Posted September 23rd, 2013
i2e, the Polytechnic Institute of New York University (NYU-Poly) philosophy of invention, innovation, and entrepreneurship, has been around for a very long time. Innovation and invention abound in school: students find better ways to conduct lab work, pore over ideas for patents, and research emerging technologies. But the path to entrepreneurship is less obvious. The NYU-Poly Entrepreneurship and Innovation Association (EIA) is trying to change that.
Recently, EIA hosted a Teamhunt Kick-off Event. Billed as “speed dating for builder and thinkers." The event buzzed with energy. Undergraduate, graduate, and former students as well as people working around New York City flooded the room. Those with potential startup ideas were given beads and those willing to collaborate were given color-coded stickers (I chose orange as an engineer). Even before the event officially started, the entire room was alive with introductions, idea sharing, and networking.

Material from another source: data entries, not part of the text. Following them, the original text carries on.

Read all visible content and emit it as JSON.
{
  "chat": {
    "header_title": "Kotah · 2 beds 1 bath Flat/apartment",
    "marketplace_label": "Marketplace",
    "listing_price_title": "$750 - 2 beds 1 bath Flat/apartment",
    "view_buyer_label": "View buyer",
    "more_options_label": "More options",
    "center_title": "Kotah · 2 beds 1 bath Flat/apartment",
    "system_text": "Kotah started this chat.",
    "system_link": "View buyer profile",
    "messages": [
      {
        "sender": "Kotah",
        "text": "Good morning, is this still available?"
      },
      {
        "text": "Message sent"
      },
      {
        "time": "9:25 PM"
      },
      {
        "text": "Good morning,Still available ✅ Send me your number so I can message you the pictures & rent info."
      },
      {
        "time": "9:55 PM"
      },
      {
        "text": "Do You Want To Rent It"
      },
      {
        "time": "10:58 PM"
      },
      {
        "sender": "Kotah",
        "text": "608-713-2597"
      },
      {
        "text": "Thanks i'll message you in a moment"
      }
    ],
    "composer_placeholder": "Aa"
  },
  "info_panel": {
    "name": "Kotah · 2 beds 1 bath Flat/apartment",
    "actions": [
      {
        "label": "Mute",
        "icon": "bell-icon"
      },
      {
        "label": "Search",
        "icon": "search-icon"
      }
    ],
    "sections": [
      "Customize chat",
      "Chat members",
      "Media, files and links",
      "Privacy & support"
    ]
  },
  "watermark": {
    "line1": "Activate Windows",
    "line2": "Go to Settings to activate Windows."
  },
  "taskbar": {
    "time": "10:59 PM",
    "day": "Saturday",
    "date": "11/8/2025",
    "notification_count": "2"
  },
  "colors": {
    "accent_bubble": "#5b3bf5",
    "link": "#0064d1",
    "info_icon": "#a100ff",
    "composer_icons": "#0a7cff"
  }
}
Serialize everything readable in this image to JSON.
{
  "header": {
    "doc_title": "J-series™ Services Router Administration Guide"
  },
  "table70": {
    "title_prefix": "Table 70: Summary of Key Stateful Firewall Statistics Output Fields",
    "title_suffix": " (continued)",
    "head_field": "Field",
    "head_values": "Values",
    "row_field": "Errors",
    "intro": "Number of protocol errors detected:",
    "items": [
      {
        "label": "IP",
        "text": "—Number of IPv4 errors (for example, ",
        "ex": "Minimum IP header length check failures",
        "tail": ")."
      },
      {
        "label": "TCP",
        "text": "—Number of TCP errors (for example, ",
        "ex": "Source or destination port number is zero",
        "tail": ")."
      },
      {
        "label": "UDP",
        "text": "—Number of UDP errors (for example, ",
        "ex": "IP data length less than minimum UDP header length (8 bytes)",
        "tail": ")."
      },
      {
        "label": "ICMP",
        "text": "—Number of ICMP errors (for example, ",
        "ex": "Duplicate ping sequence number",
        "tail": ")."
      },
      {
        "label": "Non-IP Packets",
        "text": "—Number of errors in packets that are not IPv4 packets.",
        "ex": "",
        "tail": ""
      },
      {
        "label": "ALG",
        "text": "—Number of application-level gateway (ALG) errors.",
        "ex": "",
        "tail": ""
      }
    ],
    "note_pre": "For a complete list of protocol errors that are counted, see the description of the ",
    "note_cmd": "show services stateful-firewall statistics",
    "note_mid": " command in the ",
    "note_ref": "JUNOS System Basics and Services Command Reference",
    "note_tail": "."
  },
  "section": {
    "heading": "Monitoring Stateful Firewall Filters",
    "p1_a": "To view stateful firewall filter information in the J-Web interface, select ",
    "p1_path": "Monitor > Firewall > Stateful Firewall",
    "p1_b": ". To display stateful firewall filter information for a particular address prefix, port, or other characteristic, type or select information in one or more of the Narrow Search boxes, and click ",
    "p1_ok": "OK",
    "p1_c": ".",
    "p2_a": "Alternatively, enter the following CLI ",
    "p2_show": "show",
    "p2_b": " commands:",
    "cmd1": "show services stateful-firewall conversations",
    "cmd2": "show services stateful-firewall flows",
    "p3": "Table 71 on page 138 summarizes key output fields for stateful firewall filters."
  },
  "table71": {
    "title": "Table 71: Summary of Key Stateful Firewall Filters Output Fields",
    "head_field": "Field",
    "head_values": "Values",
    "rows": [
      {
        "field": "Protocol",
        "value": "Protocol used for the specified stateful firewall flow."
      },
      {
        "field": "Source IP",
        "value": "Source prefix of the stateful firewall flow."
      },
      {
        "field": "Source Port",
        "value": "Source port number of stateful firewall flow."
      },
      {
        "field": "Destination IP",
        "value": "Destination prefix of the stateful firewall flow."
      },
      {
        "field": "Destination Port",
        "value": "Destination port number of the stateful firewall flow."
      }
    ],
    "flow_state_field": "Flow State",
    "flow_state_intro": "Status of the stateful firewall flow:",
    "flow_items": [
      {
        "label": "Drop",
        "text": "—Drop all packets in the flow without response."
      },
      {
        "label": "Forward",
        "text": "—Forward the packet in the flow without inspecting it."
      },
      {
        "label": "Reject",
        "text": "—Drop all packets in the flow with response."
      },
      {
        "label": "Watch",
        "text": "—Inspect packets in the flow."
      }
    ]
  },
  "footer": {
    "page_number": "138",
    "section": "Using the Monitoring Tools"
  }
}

At the beginning of the meeting, advisor and founder of EIA, Steve Kuyan moved around the room, talking to one person after the other, workshopping ideas, and encouraging people to sit with others they might not know. “Few generations before had the potential to make the same impact on society as this one, utilize your time at NYU-Poly and take advantage of resources like EIA,” Kuyan told the attendees at the beginning of the meeting.
The idea that everyone has an idea worth exploring was a recurring theme at the event. Ali Al-Ebrahim, president of EIA, also explored the idea that the failure of a startup is not a failure in the classic sense. As Ali eloquently said, “If your startup does not work out, instead of simply being a failure, with a startup you have gained valuable experience.”
“There are three types of people,” Ali joked, “People who have ideas, but don’t know where to start, people who are excited to try something, but have no ideas, and the most common type of people at NYU-Poly, people who have no idea where they are. EIA targets all of these people.” The focus of EIA is teaching entrepreneurship as a skillset. The founders and members all agree that EIA gives students the opportunity to make use of the resources provided to them by Poly.
EIA will also host a series of classes throughout this year for students interested in entrepreneurship. The topics will cover everything from how to find time to run a company while juggling schoolwork to prototyping potential ideas. Each of the classes and steps funnel startups into the annual Inno/Vention Competition.
By providing a forum for students from various backgrounds and areas of interest who are all interested in exploring the next big thing, EIA has done something no class at NYU-Poly ever could; they have found a way for students to realize the full potential of their ideas while still in school.
For more information about EIA, click here.